It is within the scope of judicial responsibility to review legislative action for compliance with statutory and constitutional requirements. The Open Meetings Law presumes that all governmental meetings will be open and subject to notice requirements. Legislative proceedings are not exempted from the requirements of the Open Meetings Law. Therefore the legislature must comply with the same Open Meeting rules that apply to other governmental entities. The evidence at trial demonstrated that the March 9, 2011 meeting did not comply with the Open Meetings Law. The Open Meetings Law authorizes the court to void actions undertaken in violation of the law’s terms, where the court finds that the public interest does not counsel in favor of sustaining the action. There is no public interest in favor of sustaining the act taken here, especially since the provisions of 2011 Wisconsin Act 10 can easily be re-enacted by the legislature if it so wishes (provided that any legislative re-enactment complies with the requirements of the Open Meetings Law).

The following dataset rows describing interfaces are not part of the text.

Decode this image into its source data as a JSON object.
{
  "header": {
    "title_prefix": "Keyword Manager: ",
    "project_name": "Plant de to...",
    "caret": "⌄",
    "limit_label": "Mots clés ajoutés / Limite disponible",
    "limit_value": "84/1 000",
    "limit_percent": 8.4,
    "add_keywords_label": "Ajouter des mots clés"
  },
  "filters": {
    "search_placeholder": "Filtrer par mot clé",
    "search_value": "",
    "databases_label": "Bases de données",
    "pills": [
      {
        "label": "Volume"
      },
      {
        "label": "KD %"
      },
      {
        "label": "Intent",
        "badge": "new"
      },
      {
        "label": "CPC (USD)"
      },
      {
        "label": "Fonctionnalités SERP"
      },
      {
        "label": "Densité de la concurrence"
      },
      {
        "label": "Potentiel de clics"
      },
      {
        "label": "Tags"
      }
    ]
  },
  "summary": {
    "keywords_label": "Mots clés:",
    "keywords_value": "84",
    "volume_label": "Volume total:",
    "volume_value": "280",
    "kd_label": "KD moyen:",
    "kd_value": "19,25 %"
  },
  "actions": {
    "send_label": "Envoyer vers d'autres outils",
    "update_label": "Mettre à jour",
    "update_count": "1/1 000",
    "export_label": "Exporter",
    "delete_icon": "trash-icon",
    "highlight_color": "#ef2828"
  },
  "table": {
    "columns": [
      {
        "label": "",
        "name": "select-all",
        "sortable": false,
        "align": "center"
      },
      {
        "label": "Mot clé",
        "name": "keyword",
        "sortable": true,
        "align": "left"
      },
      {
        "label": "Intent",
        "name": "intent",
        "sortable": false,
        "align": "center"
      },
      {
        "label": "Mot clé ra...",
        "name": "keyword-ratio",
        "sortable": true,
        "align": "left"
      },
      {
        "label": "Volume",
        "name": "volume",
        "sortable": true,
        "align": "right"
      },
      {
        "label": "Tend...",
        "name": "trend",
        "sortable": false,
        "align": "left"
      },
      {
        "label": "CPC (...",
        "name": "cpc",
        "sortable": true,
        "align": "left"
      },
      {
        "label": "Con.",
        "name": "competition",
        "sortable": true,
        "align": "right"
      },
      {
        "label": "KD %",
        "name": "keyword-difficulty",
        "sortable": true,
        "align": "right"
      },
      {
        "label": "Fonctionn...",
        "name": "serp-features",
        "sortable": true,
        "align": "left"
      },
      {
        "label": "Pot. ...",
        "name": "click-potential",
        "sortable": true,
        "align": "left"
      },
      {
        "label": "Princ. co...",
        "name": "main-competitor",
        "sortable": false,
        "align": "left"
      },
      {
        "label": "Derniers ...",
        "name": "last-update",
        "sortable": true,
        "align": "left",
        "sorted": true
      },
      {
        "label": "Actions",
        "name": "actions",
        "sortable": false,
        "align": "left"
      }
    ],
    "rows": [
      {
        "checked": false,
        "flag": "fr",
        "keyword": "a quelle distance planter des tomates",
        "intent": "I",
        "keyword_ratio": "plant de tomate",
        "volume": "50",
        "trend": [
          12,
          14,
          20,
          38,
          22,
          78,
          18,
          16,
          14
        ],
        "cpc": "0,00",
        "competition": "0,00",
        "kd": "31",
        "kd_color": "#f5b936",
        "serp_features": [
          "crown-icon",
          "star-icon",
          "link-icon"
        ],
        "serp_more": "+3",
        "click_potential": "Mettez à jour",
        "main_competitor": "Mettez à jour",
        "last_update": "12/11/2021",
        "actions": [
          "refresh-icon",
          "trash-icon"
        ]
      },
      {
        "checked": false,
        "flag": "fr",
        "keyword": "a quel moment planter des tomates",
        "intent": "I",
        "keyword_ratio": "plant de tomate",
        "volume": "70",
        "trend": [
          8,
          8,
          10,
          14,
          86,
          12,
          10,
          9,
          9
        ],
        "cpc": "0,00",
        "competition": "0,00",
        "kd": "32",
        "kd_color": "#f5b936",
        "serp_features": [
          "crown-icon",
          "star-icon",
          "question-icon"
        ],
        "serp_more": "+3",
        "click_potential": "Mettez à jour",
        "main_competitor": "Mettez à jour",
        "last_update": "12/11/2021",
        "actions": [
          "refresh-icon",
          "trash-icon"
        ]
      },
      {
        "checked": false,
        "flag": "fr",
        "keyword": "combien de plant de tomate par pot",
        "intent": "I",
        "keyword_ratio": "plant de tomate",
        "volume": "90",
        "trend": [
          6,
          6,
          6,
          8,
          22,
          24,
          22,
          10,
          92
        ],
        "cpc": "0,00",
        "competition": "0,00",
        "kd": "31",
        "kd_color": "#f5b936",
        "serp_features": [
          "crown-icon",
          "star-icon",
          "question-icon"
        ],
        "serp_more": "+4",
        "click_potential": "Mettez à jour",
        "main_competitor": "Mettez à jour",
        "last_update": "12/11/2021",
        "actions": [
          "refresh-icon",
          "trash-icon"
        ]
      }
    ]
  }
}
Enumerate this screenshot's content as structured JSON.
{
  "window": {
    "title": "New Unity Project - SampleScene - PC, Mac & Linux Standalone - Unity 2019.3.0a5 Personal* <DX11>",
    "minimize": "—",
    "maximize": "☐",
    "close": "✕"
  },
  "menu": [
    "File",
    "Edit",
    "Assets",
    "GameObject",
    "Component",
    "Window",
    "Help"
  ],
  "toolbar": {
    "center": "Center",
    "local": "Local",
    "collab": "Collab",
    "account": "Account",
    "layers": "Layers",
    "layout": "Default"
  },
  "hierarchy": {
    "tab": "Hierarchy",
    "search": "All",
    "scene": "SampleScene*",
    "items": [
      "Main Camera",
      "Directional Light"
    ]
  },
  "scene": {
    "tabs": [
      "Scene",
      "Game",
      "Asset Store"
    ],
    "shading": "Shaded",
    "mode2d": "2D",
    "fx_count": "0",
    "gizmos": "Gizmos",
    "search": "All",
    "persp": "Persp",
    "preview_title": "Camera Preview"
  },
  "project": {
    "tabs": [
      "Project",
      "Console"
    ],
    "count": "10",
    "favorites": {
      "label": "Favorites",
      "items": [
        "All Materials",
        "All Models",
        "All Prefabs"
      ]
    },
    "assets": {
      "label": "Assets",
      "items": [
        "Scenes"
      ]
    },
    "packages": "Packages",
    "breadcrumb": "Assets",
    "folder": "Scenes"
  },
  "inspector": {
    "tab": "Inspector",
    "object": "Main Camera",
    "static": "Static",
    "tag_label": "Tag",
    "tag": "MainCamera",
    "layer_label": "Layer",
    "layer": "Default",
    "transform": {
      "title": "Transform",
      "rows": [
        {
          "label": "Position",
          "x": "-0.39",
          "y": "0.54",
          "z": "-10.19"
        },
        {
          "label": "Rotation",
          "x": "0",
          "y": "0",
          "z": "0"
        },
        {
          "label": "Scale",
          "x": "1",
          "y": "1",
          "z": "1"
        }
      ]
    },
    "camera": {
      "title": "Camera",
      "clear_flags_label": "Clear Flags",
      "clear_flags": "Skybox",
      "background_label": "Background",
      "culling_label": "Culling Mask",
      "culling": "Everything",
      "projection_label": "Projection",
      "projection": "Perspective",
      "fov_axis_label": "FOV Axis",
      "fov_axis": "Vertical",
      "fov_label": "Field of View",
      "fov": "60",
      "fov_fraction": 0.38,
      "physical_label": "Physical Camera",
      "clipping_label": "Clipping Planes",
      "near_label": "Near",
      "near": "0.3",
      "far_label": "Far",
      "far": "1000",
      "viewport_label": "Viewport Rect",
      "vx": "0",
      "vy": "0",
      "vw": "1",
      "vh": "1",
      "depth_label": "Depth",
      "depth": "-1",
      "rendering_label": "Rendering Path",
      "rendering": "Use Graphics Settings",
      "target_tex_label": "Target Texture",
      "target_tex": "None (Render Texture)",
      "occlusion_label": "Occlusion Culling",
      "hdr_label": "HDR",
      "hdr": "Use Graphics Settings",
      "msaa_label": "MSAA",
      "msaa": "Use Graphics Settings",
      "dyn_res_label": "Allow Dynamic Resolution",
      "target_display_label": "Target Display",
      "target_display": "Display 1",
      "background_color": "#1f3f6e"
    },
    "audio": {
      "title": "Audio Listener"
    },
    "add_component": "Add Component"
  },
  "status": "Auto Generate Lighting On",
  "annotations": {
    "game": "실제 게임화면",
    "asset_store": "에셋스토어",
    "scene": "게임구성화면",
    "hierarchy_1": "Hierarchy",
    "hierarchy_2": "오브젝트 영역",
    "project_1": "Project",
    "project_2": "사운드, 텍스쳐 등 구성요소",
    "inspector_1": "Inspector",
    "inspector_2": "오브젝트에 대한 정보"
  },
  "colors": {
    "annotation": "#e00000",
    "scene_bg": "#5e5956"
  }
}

Reading through this summary, one might wonder what all the fuss is about. Continue reading “Judge Sumi Does Her Job”
Four thoughts in the aftermath of the debate Monday evening at Eckstein Hall between incumbent Wisconsin Supreme Court Justice David Prosser and his challenger in the April 5 election, Assistant Attorney General JoAnne Kloppenburg:
First: As a news reporter, I’ve never covered a race for a Supreme Court seat. I was struck by how awkward the debate is, compared to the plain old partisan races I’ve covered fairly often. It’s similar to confirmation hearings for U.S. Supreme Court justices: Basically, if you have something substantial to say, you can’t and shouldn’t say it. You can’t say what you would do with any potential upcoming issues. Frequently, you can’t (or won’t) comment on past actions, although Prosser did talk about some past cases and said he was glad to run on his record. So you end up standing there, saying repeatedly that you are independent and nonpartisan and will judge each case fairly and with an open mind. Which both Kloppenburg and Prosser did. But it is very clear that Prosser is being backed by conservatives and Republican-oriented groups and Kloppenburg is being backed by liberals and Democratic-leaning groups. Do all these people and groups know something the candidates don’t know? Are they wrong? Or is this a curious exercise in avoiding talking about the issues, even though everyone seems to know what you’d say if you did?
Two: I’ve been at some testy and tense debates and joint appearances by candidates in various races, but this one was way up the list, if it wasn’t the champion on my personal list. Continue reading “Supreme Court Candidates Debate: Testy Talk About Collegiality”
I was recently summoned to serve as a juror in Jefferson County, Wisconsin. As a 3L about to graduate, I have had some recent exposure in my classes and internships to the jury selection process. Being on the other side of the process, being in the pool of potential jurors, gave me some unique insights into the process that I think I may not have ever had otherwise. I took many notes during the course of my time in the pool of potential jurors, and I will share a number of these observations in my blog entries during the month of December. For myself, perhaps the most interesting thing I observed is how the experiences jurors have on the day of jury duty, before entering the courtroom, influence their moods or attitudes once they are in the courtroom.
The case I was in the jury pool for was State v. Curtis Forbes, a first-degree intentional homicide case being tried in Columbia County with a Jefferson County jury. A few weeks earlier, a Columbia County jury heard a Jefferson County case involving two counts of first-degree intentional homicide. This was reported in the press as an intentional “jury swap” between the two counties. Continue reading “Observations by a 3L in a First-Degree Intentional Homicide Jury Pool”